Abstract: Factors contributing satisfaction of work and job training among older Asian workers (Society for Social Work and Research 14th Annual Conference: Social Work Research: A WORLD OF POSSIBILITIES)

11788 Factors contributing satisfaction of work and job training among older Asian workers

Sunday, January 17, 2010: 11:15 AM
Pacific Concourse O (Hyatt Regency)
* noted as presenting author
Eun Jeong Lee, MPA , National Asian Pacific Center on Aging, Director of LA Center, Ph.D. in Social Welfare, Arcadia, CA
Purpose: In the next few years, older workers will constitute a higher proportion of working population. Increasing numbers of older worker can be explained by several reasons. People are living longer than ever before, and the amended Social Security Act have encouraged delayed retirement. In addition, most people in the U.S. previously considered retirement as a complete withdrawal from full-time work, but some older workers now want to reenter the labor market with part-time employment. However, older workers have been insufficiently studied in social work. The concerns of older workers are very important given that the age of individuals in the labor market is increasing. Therefore, the research question in this study is what factors are related to the satisfaction of work environment and job training among older Asian workers. The author indentifies the factors such as training conditions, interpersonal relationships, job readiness, and demographic characteristics.

Methods: With the survey research method, the data was collected from SCSEP, which is the federally-funded job training program for people ages 55 years and above, whose incomes fall at or below 125 percent of poverty guidelines.

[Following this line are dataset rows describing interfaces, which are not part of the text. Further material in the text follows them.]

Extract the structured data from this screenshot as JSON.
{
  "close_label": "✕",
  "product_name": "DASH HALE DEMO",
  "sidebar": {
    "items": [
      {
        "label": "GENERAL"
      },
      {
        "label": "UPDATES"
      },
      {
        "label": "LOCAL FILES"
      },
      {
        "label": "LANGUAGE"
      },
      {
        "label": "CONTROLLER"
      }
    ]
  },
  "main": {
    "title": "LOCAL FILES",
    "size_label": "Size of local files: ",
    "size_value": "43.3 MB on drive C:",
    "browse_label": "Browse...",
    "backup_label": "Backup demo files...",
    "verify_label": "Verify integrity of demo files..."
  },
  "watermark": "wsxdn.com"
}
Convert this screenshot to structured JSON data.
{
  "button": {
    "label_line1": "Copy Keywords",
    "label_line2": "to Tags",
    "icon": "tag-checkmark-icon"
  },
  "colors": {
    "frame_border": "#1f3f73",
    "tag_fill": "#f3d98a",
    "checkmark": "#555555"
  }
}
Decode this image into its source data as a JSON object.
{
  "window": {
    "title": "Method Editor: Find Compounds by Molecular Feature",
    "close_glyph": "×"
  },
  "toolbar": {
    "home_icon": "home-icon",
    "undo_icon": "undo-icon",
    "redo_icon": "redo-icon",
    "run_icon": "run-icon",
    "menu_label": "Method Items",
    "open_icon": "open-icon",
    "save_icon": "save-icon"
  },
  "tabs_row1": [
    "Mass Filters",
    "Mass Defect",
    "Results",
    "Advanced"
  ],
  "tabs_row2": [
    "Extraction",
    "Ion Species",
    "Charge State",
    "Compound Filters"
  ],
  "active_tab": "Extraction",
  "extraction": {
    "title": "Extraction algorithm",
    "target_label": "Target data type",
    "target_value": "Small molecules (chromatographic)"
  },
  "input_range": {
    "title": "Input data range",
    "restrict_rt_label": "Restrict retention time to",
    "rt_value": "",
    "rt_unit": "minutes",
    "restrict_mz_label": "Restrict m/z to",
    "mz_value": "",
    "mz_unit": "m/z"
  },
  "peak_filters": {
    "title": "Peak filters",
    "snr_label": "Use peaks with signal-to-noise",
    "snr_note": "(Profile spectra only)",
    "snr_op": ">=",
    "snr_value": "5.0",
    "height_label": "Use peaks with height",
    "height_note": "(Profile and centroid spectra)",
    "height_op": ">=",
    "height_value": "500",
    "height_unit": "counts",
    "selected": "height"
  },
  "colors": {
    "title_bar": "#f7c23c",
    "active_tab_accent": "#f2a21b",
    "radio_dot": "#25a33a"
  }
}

SCSEP provides individualized job training based on the goals and desired job of each participant through work experiences in a real work environment. Therefore, SCSEP is a good place to look at the needs of older Asian workers, who want to reenter the U.S. labor market. A total of 148 SCSEP participants in two cities, New York City and Los Angeles, participated in this study. The program satisfaction was the dependent variable and was compiled from five items using the Likert-scale. The Cronbach's alpha for the items of program satisfaction was 0.799. Bivariate analyses were conducted to test hypotheses, and Ordinary Least Squares (OLS) multiple regression analysis was used with two models of predictor groups. The first model in OLS was participants' demographic variables, and the second model added training components.

Results: The results show that program satisfaction was associated with the degree of match between assigned and desired trainings, the degree of new skills learned, relationship with supervisors and coworkers, and job readiness and English fluency. The use of participants' primary language in training sites and employment barriers are not statistically significant. Among demographic factors, age and gender are statistically supported. In OLS, this study identifies that factors directly related to job training and work components have more impact on program satisfaction than participants' demographic characteristics.

Implications: The roles of occupational social workers are found in various job training settings. The intervention by occupational social work was limited to apply to employees at workplaces, but it should be expanded to people who are unemployed and want to re-enter the workforce. This study offers insights about the appropriate job training and needs identified by older Asian workers and how work environment may promote older workers' satisfaction. Therefore, this is important for occupational social workers in advocating and supporting older workers' needs and for employers and organizations in successfully recruiting and retaining older workers in the labor market.